AAfter studying a Bachelor of Arts in Development and International Relations, I interned and worked in fundraising for GVN Foundation (GVN’s non-profit grants and distribution arm) on various campaigns. It was a natural progression from there to my current role, as I get to work with the same great local projects in a more hands-on role.

What do you enjoy most about your role at GVN?

Fiona: One of my main passions is encouraging and enabling people to take action about the issues they care about. My role gives me the unique opportunity to do this, but I also get to hear from volunteers when they return home about what they’ve learnt, the connections they’ve built and the overall impact the experience has had on them.

On the flipside, I also work with some fantastic people around the world in Africa and Asia who are committed to the development and empowerment of their community – they continually inspire me, and their work is incredibly motivating!

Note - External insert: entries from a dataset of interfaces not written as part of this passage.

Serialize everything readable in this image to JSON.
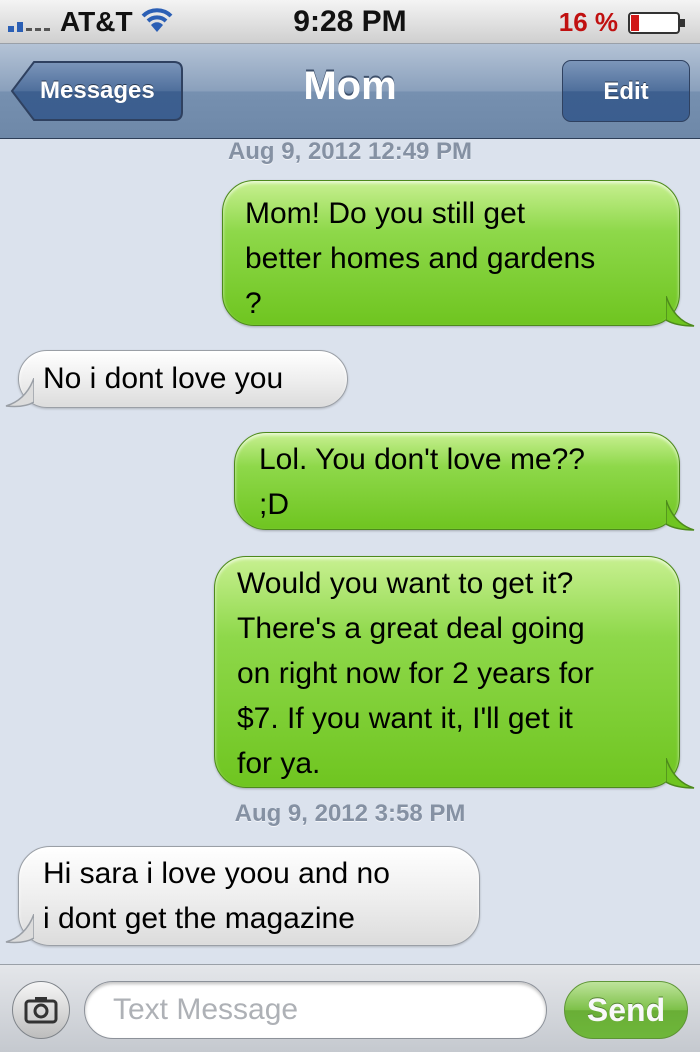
{
  "status_bar": {
    "carrier": "AT&T",
    "time": "9:28 PM",
    "battery": "16 %",
    "battery_color": "#c01010",
    "icons": [
      "signal-icon",
      "wifi-icon",
      "battery-icon"
    ]
  },
  "nav": {
    "back_label": "Messages",
    "title": "Mom",
    "edit_label": "Edit"
  },
  "conversation": {
    "timestamps": [
      "Aug 9, 2012 12:49 PM",
      "Aug 9, 2012 3:58 PM"
    ],
    "messages": [
      {
        "direction": "sent",
        "lines": [
          "Mom! Do you still get",
          "better homes and gardens",
          "?"
        ]
      },
      {
        "direction": "received",
        "lines": [
          "No i dont love you"
        ]
      },
      {
        "direction": "sent",
        "lines": [
          "Lol. You don't love me??",
          ";D"
        ]
      },
      {
        "direction": "sent",
        "lines": [
          "Would you want to get it?",
          "There's a great deal going",
          "on right now for 2 years for",
          "$7. If you want it, I'll get it",
          "for ya."
        ]
      },
      {
        "direction": "received",
        "lines": [
          "Hi sara i love yoou and no",
          "i dont get the magazine"
        ]
      }
    ]
  },
  "input_bar": {
    "placeholder": "Text Message",
    "send_label": "Send",
    "camera_icon": "camera-icon"
  }
}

Often, when people think of “developing countries”, a lot of negative words spring to mind – poverty, illness, and images of sadness or hopelessness. My role at GVN has showed me the opposite – there is so much life, motivation, innovation, creativity and spirit in the communities we work with. It’s great to be able to contribute in my small way to helping them achieve the goals of their community in whatever direction they lead us.

Did you volunteer abroad? If so, where and what inspired you to go?

Fiona: My first taste of international volunteering was when I was 17 - during a trip to Vietnam to study history, I spent some time at a local orphanage for children with severe disabilities. That experience stuck with me, and the trip to Vietnam as a whole sparked a love of travel and grassroots development and helped me understand the importance of my role in the global community.

Skip forward and I visited GVN’s Vietnam Children’s Project on a backpacking trip – in a weird moment of déjà vu, I was coincidentally back in the same orphanage from years earlier. I felt like I had come full circle and knew I needed to be more involved in GVN, which is when I started my current role.

I’ve also spent time at GVN projects in Nepal and Uganda. I have equally great things to say about all of them, and the people I have met - volunteers, staff and community members alike – are some of the most warm-hearted people I know.

Which GVN program do you have your eyes on for your next adventure?

Fiona: Without a doubt, I would most love to spend time in our Ethiopia Program. Volunteers work with a small rehabilitation-style school – only about 15 – 25 kids aged 5 to 8 years. Each year, a new group of children from disadvantaged backgrounds are enrolled and they spend a year taking classes, life skills sessions, and extracurricular activities to kick start their education before entering a local government school

The families of these kids also receive some different training to help improve their situation – learning income generating skills or taking life skills workshops on health and nutrition. We’ve also just received donations to continue a lunchtime feeding project for the kids, which has vastly improved their general health, nutrition and concentration in classes.

Every volunteer who returns from Ethiopia has said that the benefits of this program for the community are so clear, and it’s a great example of how international efforts can support a locally run and empowering project.

I would also love to return to Nepal – we have a new program there working with women who haven’t had the chance at an education before. The ladies are great, and so motivated to learn as they missed out on getting an education when they were younger.